Daily Show host Jon Stewart sardonically whooped it up on Tuesday over the conviction of Occupy Wall Street protester Cecily McMillan for assaulting a New York City police officer.
“The arc of the moral universe is long,” Stewart said, before flipping a makeshift scorecard over to show a “tie” between Occupiers and bankers. “But it beds to motherf*cking justice.”
McMillan was among scores of protesters arrested during a May 17, 2012 demonstration, but she faces a seven-year prison term for elbowing Officer Grantley Bovell.
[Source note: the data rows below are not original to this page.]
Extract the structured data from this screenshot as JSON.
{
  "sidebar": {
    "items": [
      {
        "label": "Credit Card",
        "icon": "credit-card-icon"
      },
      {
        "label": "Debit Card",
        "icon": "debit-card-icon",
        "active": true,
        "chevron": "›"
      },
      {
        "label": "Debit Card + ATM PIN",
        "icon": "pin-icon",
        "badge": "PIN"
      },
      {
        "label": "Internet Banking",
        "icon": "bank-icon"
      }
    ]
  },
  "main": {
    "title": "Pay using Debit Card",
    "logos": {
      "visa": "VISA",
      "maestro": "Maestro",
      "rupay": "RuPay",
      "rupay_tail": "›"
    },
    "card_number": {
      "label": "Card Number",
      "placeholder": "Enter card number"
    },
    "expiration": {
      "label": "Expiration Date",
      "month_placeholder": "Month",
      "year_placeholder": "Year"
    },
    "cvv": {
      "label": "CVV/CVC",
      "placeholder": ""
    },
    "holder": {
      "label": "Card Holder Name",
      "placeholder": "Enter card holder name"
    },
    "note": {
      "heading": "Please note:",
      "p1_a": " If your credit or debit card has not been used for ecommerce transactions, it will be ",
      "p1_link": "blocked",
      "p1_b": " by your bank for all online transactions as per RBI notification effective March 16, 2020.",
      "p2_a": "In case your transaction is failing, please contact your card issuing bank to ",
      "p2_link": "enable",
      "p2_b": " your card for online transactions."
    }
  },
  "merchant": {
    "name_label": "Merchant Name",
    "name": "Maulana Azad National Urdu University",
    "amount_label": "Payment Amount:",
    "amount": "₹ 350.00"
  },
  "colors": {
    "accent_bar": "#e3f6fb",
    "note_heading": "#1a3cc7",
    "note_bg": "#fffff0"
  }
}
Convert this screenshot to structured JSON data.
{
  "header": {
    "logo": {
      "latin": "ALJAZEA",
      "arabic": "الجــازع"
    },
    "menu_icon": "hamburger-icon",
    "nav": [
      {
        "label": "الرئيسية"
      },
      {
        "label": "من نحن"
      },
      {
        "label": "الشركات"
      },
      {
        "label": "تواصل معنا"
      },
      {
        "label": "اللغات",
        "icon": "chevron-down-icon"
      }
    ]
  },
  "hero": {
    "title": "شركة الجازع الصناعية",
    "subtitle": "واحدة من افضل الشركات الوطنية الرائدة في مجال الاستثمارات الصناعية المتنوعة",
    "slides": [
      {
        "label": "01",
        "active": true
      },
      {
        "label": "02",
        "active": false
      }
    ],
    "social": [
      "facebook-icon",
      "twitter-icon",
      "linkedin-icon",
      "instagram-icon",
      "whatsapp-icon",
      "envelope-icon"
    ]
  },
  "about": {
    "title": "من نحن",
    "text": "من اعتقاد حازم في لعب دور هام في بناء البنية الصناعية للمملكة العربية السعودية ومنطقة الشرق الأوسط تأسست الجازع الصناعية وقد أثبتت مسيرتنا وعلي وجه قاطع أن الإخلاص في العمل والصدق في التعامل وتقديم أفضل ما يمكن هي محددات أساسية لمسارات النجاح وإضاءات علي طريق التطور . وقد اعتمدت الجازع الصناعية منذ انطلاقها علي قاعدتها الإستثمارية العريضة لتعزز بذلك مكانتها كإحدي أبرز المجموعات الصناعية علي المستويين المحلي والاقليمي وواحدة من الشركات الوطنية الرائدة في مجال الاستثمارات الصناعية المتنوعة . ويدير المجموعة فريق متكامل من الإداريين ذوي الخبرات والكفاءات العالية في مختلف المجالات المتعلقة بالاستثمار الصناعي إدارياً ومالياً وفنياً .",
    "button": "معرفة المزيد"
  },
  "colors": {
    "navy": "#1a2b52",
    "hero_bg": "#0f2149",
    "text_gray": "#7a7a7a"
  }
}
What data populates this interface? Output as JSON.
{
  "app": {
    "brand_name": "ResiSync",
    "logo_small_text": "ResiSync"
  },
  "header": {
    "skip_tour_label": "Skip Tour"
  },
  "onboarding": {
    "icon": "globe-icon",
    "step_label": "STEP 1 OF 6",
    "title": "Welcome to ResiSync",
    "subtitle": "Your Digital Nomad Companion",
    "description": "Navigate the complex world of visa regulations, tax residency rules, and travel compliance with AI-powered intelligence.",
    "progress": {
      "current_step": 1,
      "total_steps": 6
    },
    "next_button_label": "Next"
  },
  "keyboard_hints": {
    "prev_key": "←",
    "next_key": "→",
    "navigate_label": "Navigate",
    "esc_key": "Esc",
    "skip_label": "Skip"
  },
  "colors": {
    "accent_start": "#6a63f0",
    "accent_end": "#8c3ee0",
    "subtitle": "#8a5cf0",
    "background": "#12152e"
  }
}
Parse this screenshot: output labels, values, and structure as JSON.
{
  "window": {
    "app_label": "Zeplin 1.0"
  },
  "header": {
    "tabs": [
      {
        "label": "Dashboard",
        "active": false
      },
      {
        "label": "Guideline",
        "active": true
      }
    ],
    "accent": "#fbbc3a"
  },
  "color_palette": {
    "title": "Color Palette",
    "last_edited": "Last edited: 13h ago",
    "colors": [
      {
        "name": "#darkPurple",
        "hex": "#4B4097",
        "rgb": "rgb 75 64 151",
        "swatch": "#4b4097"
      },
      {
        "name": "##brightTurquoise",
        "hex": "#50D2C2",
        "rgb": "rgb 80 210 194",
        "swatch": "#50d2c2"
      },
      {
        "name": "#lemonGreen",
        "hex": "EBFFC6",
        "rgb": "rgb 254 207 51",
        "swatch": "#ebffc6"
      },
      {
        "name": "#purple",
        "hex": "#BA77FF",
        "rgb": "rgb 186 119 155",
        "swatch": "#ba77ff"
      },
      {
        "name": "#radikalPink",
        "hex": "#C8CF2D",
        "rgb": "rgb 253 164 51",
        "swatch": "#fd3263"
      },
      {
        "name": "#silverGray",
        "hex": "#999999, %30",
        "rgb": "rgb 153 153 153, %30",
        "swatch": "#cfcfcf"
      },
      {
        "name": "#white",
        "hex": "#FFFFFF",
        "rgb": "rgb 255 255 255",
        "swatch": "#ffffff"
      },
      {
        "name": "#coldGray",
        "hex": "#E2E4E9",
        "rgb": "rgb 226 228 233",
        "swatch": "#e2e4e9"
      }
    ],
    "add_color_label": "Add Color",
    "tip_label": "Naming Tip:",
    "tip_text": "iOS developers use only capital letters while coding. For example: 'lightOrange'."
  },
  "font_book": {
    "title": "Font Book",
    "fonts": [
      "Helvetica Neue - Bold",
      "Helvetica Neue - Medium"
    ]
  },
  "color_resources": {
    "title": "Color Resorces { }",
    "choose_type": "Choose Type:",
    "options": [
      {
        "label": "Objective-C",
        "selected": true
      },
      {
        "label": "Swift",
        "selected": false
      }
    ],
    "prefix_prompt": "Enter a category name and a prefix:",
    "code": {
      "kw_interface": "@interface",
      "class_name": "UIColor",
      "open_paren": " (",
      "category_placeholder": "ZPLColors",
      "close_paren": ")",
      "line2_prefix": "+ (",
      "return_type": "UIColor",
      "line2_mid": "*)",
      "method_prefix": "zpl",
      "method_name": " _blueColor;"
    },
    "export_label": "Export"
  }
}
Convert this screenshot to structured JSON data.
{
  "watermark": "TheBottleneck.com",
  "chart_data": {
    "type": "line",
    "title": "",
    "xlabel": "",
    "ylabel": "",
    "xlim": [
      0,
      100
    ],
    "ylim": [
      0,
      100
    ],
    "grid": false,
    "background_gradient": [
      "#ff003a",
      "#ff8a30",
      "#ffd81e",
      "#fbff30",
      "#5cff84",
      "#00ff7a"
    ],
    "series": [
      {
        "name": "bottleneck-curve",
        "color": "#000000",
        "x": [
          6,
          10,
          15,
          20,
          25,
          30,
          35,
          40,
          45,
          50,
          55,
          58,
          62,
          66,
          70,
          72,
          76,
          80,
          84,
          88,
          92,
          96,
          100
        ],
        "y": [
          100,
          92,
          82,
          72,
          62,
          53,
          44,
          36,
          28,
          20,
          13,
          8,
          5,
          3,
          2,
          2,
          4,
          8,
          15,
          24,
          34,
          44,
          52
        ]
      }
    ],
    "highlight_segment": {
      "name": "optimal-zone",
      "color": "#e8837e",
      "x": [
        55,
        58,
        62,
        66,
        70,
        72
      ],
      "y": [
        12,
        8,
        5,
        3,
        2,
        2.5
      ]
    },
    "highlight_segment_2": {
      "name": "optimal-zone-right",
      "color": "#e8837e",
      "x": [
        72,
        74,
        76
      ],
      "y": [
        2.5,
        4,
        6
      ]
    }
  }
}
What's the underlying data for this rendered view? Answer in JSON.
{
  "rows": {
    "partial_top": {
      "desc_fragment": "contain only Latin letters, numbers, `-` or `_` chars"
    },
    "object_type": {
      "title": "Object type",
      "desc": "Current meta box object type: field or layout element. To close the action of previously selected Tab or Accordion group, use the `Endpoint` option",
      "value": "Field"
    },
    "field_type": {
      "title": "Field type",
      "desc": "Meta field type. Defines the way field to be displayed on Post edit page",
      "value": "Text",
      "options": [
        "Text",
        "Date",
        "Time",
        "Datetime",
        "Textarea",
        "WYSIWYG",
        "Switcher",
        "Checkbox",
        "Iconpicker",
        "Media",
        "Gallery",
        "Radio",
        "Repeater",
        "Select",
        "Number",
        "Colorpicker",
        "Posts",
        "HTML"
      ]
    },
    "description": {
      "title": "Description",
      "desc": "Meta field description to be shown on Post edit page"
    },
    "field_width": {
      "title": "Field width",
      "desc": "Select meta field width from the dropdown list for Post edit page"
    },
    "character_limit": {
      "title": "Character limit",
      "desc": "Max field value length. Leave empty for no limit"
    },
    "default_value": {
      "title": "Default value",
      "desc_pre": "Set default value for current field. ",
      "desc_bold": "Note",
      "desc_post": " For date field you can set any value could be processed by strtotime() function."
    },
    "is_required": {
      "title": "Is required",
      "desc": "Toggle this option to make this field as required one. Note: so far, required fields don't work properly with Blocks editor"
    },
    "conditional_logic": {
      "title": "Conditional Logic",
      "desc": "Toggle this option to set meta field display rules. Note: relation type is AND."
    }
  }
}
McMillan’s attorneys argued that she did so in response to Bovell trying to grab her breast.
Still, Stewart said, it was a long time coming.
“These Occupy Wall Streeters, after victimizing Wall Street job creators — by drumming in their general vecinity, by waggling their fingers in a threatening manner, or by rudely cornering the pepper spray market with their faces — the Occupiers have gotten off scot-free,” Stewart said, before adding sotto voce, “Except for the mass arrests and the previously-mentioned pepper spray.”
Her sentence, Stewart said, means there are now as many Occupiers behind bars as there are Wall Street executives who helped create the financial meltdown that spurred the protests. Late last year, Credit Suisse executive Kareem Serageldin pled guilty to charges of allowing his traders to artificially inflate the value of his company’s securities.
Serageldin received a 30-month sentence for his crimes, but Stewart seemed taken aback that Serageldin pled guilty in the first place.
“Oh, went to jail for stupidity,” Stewart scoffed, before explaining that Serageldin should have followed the “example” set by other firms, who paid relatively small settlements for their own transgressions — ones that allowed the companies to not admit to any wrongdoing.
“You say, when you’re caught, ‘While I clearly have done nothing wrong, I know you’re a busy man and your time is valuable, so here’s a little something for your troubles, know what I mean? Get the government’s wife something nice, maybe a tennis bracelet,” Stewart said.
“Financial Victims Unit” correspondent Samantha Bee, however, questioned Stewart’s reasoning, arguing that bankers were still struggling with “post-traumatic inconvenience disorder” after the protests.
“Wasn’t this about the 99 percent against the 1 percent?” Bee asked Stewart. “That means that one banker is worth 99 protesters. And by my count, that puts us 98 convicted hippies short of true justice.”
Watch the entire episode posted online by Hulu: